§ What the exercise asks
Work through the records below and tally every line containing "subject". Reply with the total alone.

Page and application data records
________________

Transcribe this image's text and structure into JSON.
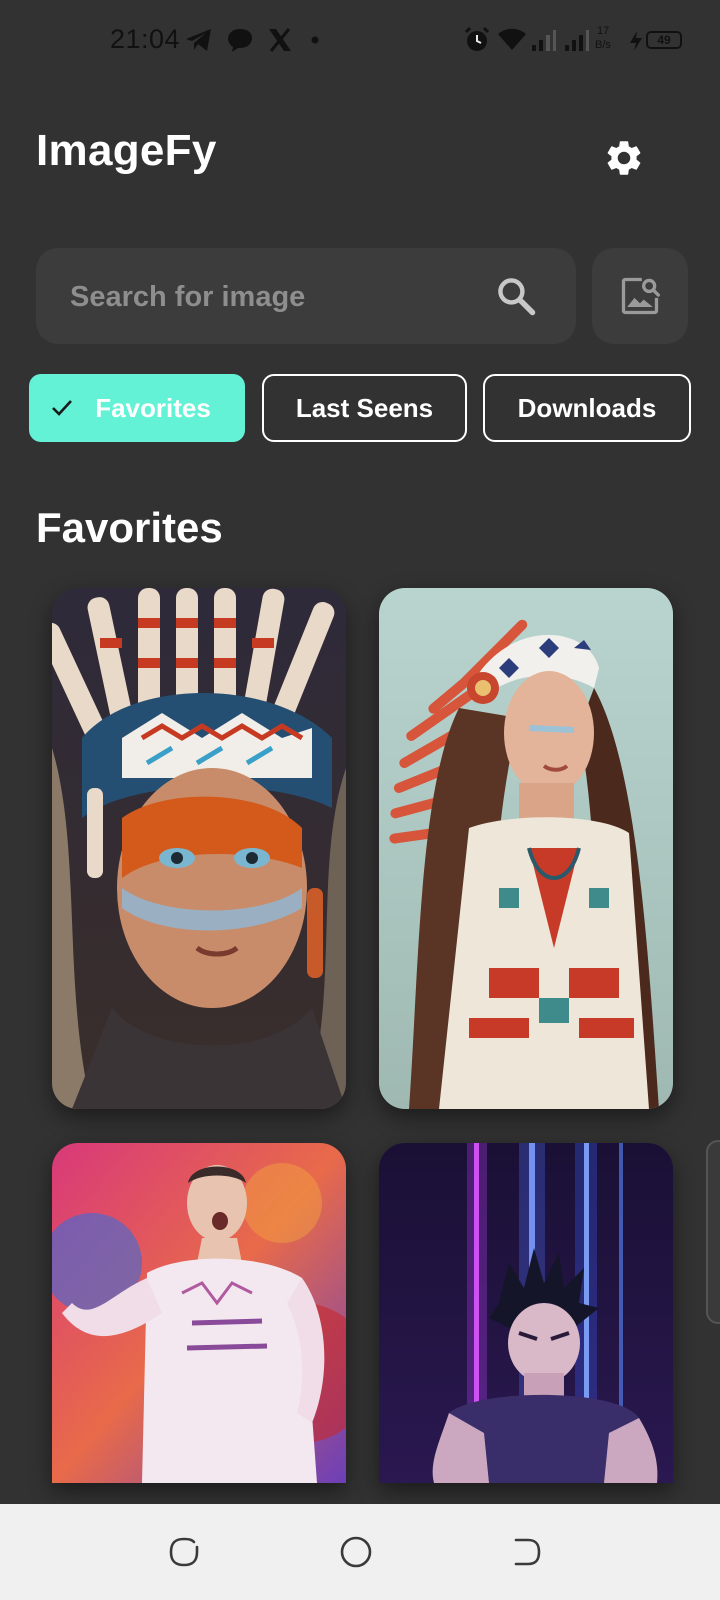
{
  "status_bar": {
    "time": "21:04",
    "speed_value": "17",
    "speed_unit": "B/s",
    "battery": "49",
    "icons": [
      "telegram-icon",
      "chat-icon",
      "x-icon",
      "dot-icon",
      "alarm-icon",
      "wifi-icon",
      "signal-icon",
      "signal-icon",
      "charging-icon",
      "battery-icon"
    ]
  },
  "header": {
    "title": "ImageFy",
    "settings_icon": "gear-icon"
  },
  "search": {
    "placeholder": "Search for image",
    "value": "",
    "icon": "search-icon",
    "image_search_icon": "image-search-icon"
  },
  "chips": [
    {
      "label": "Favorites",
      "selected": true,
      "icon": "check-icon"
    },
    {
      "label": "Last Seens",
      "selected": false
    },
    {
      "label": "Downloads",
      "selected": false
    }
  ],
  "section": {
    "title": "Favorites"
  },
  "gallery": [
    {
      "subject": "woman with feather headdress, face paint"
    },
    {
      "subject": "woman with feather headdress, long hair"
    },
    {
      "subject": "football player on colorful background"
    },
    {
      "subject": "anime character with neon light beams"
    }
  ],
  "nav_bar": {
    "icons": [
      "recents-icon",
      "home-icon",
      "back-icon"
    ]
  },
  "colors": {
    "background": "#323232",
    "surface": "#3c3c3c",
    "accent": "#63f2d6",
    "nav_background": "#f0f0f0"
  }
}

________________

§ Answer to this task
4